▶ Information given

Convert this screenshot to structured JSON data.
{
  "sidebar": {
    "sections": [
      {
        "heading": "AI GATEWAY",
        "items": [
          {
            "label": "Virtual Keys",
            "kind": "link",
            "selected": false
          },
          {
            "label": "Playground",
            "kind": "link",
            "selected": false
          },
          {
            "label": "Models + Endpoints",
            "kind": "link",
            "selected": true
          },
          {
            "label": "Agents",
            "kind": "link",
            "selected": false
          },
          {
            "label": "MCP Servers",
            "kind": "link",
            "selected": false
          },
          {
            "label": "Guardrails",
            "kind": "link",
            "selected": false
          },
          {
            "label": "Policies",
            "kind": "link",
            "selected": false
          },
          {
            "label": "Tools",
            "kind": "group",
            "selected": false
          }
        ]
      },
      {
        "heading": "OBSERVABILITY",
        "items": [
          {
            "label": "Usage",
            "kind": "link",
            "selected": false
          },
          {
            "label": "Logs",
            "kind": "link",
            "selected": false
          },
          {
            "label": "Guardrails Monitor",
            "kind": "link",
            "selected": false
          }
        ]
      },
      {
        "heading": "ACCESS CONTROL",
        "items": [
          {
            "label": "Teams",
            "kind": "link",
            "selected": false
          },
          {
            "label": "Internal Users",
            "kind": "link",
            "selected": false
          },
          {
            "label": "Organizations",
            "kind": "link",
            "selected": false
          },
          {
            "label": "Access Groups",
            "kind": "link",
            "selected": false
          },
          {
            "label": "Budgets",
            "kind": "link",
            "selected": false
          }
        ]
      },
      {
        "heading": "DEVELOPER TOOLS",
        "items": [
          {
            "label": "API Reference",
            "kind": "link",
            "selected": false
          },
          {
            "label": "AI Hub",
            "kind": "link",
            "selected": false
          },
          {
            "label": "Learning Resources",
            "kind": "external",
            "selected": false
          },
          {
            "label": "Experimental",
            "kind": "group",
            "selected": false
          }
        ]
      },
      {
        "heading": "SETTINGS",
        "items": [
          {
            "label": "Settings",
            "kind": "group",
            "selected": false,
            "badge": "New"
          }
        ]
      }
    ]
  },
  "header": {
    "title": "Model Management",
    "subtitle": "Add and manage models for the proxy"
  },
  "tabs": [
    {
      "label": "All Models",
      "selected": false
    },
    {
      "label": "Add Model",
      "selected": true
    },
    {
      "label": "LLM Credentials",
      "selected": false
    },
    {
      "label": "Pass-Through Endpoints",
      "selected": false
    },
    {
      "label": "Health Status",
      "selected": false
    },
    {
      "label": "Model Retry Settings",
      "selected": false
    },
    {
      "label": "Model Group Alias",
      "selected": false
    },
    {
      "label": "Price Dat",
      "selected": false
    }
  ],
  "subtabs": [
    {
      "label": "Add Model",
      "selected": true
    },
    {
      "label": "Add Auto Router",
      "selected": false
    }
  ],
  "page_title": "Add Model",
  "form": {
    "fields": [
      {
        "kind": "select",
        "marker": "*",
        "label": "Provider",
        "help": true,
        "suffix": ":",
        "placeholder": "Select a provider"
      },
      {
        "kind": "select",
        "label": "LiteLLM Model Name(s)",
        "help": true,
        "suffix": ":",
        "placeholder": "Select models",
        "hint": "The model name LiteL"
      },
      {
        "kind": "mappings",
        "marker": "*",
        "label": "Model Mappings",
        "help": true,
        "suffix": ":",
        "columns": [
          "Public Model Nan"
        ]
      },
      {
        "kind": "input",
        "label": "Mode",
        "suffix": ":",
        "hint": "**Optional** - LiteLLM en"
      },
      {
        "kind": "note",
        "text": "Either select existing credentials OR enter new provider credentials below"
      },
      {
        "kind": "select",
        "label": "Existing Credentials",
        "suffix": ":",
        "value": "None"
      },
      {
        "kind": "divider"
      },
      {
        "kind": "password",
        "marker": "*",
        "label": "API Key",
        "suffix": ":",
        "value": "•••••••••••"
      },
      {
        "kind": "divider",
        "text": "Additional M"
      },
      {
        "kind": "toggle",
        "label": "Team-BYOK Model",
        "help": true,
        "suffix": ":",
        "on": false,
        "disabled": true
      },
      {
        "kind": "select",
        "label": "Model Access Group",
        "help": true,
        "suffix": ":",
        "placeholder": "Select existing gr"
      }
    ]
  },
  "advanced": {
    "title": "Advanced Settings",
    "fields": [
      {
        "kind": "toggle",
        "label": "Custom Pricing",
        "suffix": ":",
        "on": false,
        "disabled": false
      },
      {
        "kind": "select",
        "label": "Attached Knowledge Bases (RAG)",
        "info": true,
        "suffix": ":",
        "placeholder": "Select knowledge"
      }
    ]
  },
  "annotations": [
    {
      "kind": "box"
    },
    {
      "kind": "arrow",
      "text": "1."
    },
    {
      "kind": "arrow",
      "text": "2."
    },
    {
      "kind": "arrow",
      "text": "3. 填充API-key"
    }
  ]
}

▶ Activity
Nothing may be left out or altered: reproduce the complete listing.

▶ Task solution
Convert this screenshot to structured JSON data.
{
  "sidebar": {
    "sections": [
      {
        "heading": "AI GATEWAY",
        "items": [
          {
            "label": "Virtual Keys",
            "kind": "link",
            "selected": false
          },
          {
            "label": "Playground",
            "kind": "link",
            "selected": false
          },
          {
            "label": "Models + Endpoints",
            "kind": "link",
            "selected": true
          },
          {
            "label": "Agents",
            "kind": "link",
            "selected": false
          },
          {
            "label": "MCP Servers",
            "kind": "link",
            "selected": false
          },
          {
            "label": "Guardrails",
            "kind": "link",
            "selected": false
          },
          {
            "label": "Policies",
            "kind": "link",
            "selected": false
          },
          {
            "label": "Tools",
            "kind": "group",
            "selected": false
          }
        ]
      },
      {
        "heading": "OBSERVABILITY",
        "items": [
          {
            "label": "Usage",
            "kind": "link",
            "selected": false
          },
          {
            "label": "Logs",
            "kind": "link",
            "selected": false
          },
          {
            "label": "Guardrails Monitor",
            "kind": "link",
            "selected": false
          }
        ]
      },
      {
        "heading": "ACCESS CONTROL",
        "items": [
          {
            "label": "Teams",
            "kind": "link",
            "selected": false
          },
          {
            "label": "Internal Users",
            "kind": "link",
            "selected": false
          },
          {
            "label": "Organizations",
            "kind": "link",
            "selected": false
          },
          {
            "label": "Access Groups",
            "kind": "link",
            "selected": false
          },
          {
            "label": "Budgets",
            "kind": "link",
            "selected": false
          }
        ]
      },
      {
        "heading": "DEVELOPER TOOLS",
        "items": [
          {
            "label": "API Reference",
            "kind": "link",
            "selected": false
          },
          {
            "label": "AI Hub",
            "kind": "link",
            "selected": false
          },
          {
            "label": "Learning Resources",
            "kind": "external",
            "selected": false
          },
          {
            "label": "Experimental",
            "kind": "group",
            "selected": false
          }
        ]
      },
      {
        "heading": "SETTINGS",
        "items": [
          {
            "label": "Settings",
            "kind": "group",
            "selected": false,
            "badge": "New"
          }
        ]
      }
    ]
  },
  "header": {
    "title": "Model Management",
    "subtitle": "Add and manage models for the proxy"
  },
  "tabs": [
    {
      "label": "All Models",
      "selected": false
    },
    {
      "label": "Add Model",
      "selected": true
    },
    {
      "label": "LLM Credentials",
      "selected": false
    },
    {
      "label": "Pass-Through Endpoints",
      "selected": false
    },
    {
      "label": "Health Status",
      "selected": false
    },
    {
      "label": "Model Retry Settings",
      "selected": false
    },
    {
      "label": "Model Group Alias",
      "selected": false
    },
    {
      "label": "Price Dat",
      "selected": false
    }
  ],
  "subtabs": [
    {
      "label": "Add Model",
      "selected": true
    },
    {
      "label": "Add Auto Router",
      "selected": false
    }
  ],
  "page_title": "Add Model",
  "form": {
    "fields": [
      {
        "kind": "select",
        "marker": "*",
        "label": "Provider",
        "help": true,
        "suffix": ":",
        "placeholder": "Select a provider"
      },
      {
        "kind": "select",
        "label": "LiteLLM Model Name(s)",
        "help": true,
        "suffix": ":",
        "placeholder": "Select models",
        "hint": "The model name LiteL"
      },
      {
        "kind": "mappings",
        "marker": "*",
        "label": "Model Mappings",
        "help": true,
        "suffix": ":",
        "columns": [
          "Public Model Nan"
        ]
      },
      {
        "kind": "input",
        "label": "Mode",
        "suffix": ":",
        "hint": "**Optional** - LiteLLM en"
      },
      {
        "kind": "note",
        "text": "Either select existing credentials OR enter new provider credentials below"
      },
      {
        "kind": "select",
        "label": "Existing Credentials",
        "suffix": ":",
        "value": "None"
      },
      {
        "kind": "divider"
      },
      {
        "kind": "password",
        "marker": "*",
        "label": "API Key",
        "suffix": ":",
        "value": "•••••••••••"
      },
      {
        "kind": "divider",
        "text": "Additional M"
      },
      {
        "kind": "toggle",
        "label": "Team-BYOK Model",
        "help": true,
        "suffix": ":",
        "on": false,
        "disabled": true
      },
      {
        "kind": "select",
        "label": "Model Access Group",
        "help": true,
        "suffix": ":",
        "placeholder": "Select existing gr"
      }
    ]
  },
  "advanced": {
    "title": "Advanced Settings",
    "fields": [
      {
        "kind": "toggle",
        "label": "Custom Pricing",
        "suffix": ":",
        "on": false,
        "disabled": false
      },
      {
        "kind": "select",
        "label": "Attached Knowledge Bases (RAG)",
        "info": true,
        "suffix": ":",
        "placeholder": "Select knowledge"
      }
    ]
  },
  "annotations": [
    {
      "kind": "box"
    },
    {
      "kind": "arrow",
      "text": "1."
    },
    {
      "kind": "arrow",
      "text": "2."
    },
    {
      "kind": "arrow",
      "text": "3. 填充API-key"
    }
  ]
}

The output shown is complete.